BOISE, Idaho — The rematch is set.
For the second straight year and the third time in the last five, Eastern Washington and Montana will play for the Big Sky Tournament championship.
The No. 3 Eagles took a similar path to the finals this year as a season ago, beating a talented Montana State team this year just like they dispatched a veteran Portland State team a year ago in the quarterfinals. In the semifinals each of the last two seasons, Eastern took on a Southern Utah squad fresh off eliminating the No. 2 seed in the tournament.
In the final game Friday night at CenturyLink Arena, the Eagles got several Thunderbirds in foul trouble to build a 34-17 first-half lead, then surged down the stretch after SUU cut the gap to four points on the way to a 77-61 victory.
Junior post Mason Peatling continued his campaign for tournament MVP with a second straight strong effort. The southpaw Australian scored 20 points and grabbed seven rebounds to pace an Eastern attack that shot 47.4 percent from the floor. Jesse Hunt, Peatling’s Aussie front-court mate, scored nine points, grabbed 10 rebounds and dished out six assists as a team that started 1-9 is now 16-17 overall this season following their fifth straight victory.
“I don’t think any of our guys would have it any other way,” Peatling said when asked about the championship game rematch against Montana. “We played 30 minutes of great basketball last year in the final. And in the last 11 minutes, they took it to another level and we couldn’t match it.
“This year, we have a new team, new personnel and we are looking forward to taking them on tomorrow.”

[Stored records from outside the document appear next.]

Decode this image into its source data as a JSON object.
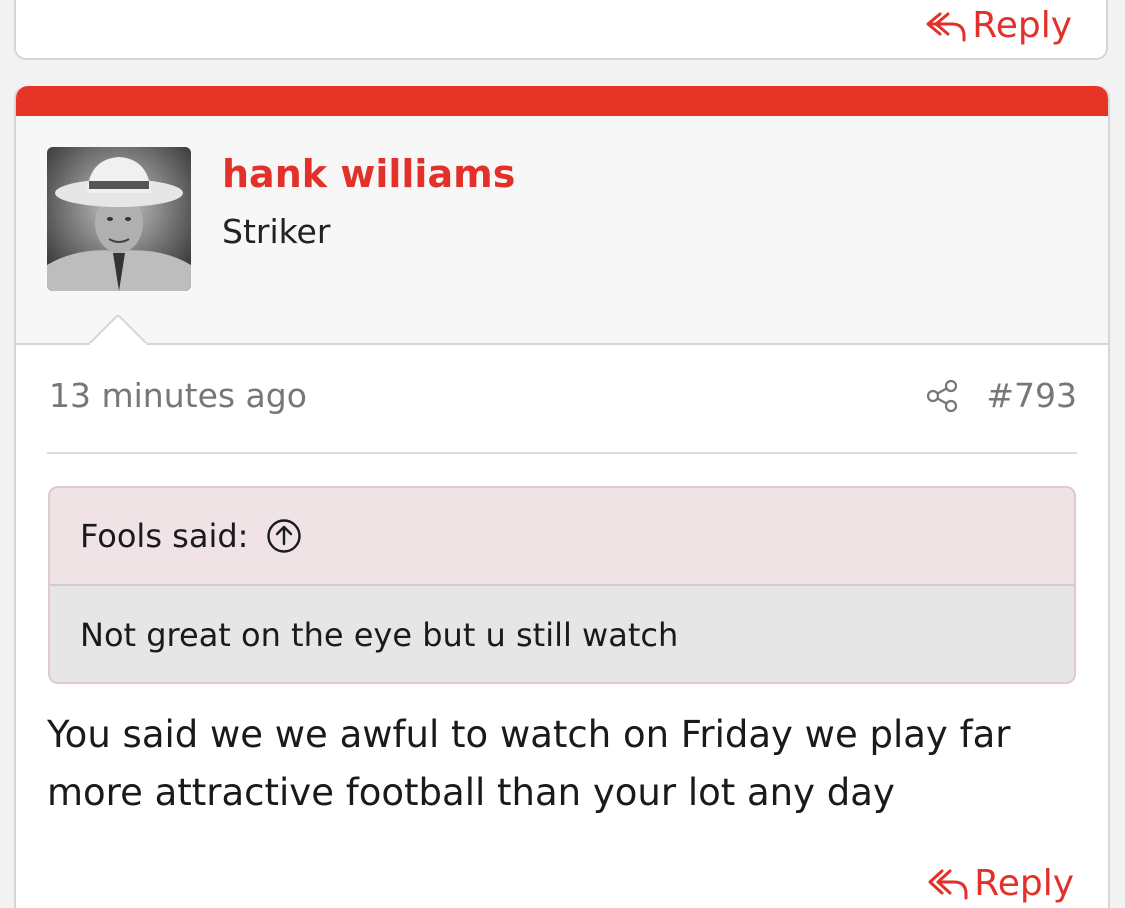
{
  "prev_post": {
    "reply_label": "Reply"
  },
  "post": {
    "author": {
      "name": "hank williams",
      "title": "Striker"
    },
    "timestamp": "13 minutes ago",
    "post_number": "#793",
    "quote": {
      "author_said": "Fools said:",
      "text": "Not great on the eye but u still watch"
    },
    "body": "You said we we awful to watch on Friday we play far more attractive football than your lot any day",
    "reply_label": "Reply"
  },
  "colors": {
    "accent": "#e63426",
    "link": "#e2312a",
    "quote_header_bg": "#efe3e6",
    "quote_body_bg": "#e6e6e6"
  },
  "icons": {
    "share": "share-icon",
    "quote_jump": "arrow-up-circle-icon",
    "reply": "reply-arrow-icon"
  }
}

A season ago, EWU had an 11-point halftime lead in the tournament championship game before the Grizzlies ratcheted up the intensity to an elite level. UM point guard switched on to EWU point forward Bogdan Bliznyuk, locking up the all-time leading scorer in the history of the league. Montana used high-level pressure to go on a 9-0 run in the first two minutes of the second half, then pulled away to punch a ticket to the Big Dance.
Just like last season, Eastern Washington beat Montana in Cheney. Just like last season, the Eagles took the No. 3 seed into the tournament and just like last season, EWU’s third NCAA Tournament bid in school history will come if they can beat the Grizzlies.
“They go small and me and Mason hopefully take advantage of that,” Hunt said. “They have been doing that the last few games and it’s been working for them. But it’s going to be tough for them to guard us. Last year, I got hurt in this game and I really wished I could’ve been out there with my guys.”
Southern Utah, this season’s No. 7 seed, dispatched of Idaho State in the first round just like a year ago. And just like last tournament, the athletic, versatile Thunderbirds used their spread offense and ability to peak in the post-season to dismantle the No. 2 seed. Last year, it was Victor Sanders and Idaho. This year, SUU ousted Big Sky MVP Jordan Davis and the No. 2 Northern Colorado Bears.
But just like last season, SUU looked out of gas in the first half against the Eagles. Dre Marin, Andre Adams and Harrison Butler all picked up early fouls, allowing the Eagles to double up the T-Birds late in the first stanza.
“We were one of 14 at the rim in the first half. We couldn’t quite squeeze one in,” SUU head coach Todd Simon said. “We just didn’t shoot very well. That’s a big part of the game.
“Playing three games in a row shows up when shots are short. I don’t think mentally they were fatigued. But maybe, that little extra oomf, it shows up sometimes. But our guys are pretty tough.”
Cameron Oluyitan, a former Boise State, scored 13 of his team-high 19 points after halftime. Jacob Calloway added 13 points. But SUU is best when they have four to five players in double figures. SUU hit 20 of its first 30 attempts from beyond the 3-point arc in this tournament. The Thunderbirds went 7-of-21 from deep on Friday night and shot 34.5 percent from the floor overall. No player had more than Butler’s six points aside from SUU’s two leading scorers.
“We came out and played well defensively, and that really propelled us in the first half,” Legans said. “In the second half they made some shots, but our guys kept the faith, kept the belief and kept the scout of keeping with the defensive game plan.”
Montana avenged its 78-71 loss in Cheney — the Big Sky moved to a 20-game schedule this season, meaning all 11 teams played the other 10 twice, home and away — with a 75-74 win in Missoula. In that game, UM senior Bobby Moorehead forced EWU leading scorer Jacob Davison into an errant game-winning attempt at the buzzer.
Davison, an all-conference selection, suffered what has amounted to a season-ending injury the following game. Montana senior center Jamar Akoh, a leading MVP candidate when he got hurt 11 games into the Big Sky slate, has also not returned.
“It’s going to be a different match-up,” Legans said. “They are really good and well-coached. Travis (DeCuire) took his team to first place and he does a great job with his team. They come out and play really hard for him.
“We are both going to be good defensive teams, but we have to make sure we don’t feed into that pressure. They are really good and it’s going to be a lot of fun for us to out there and show what he have.”
Photos by Brooks Nuanez. All Rights Reserved.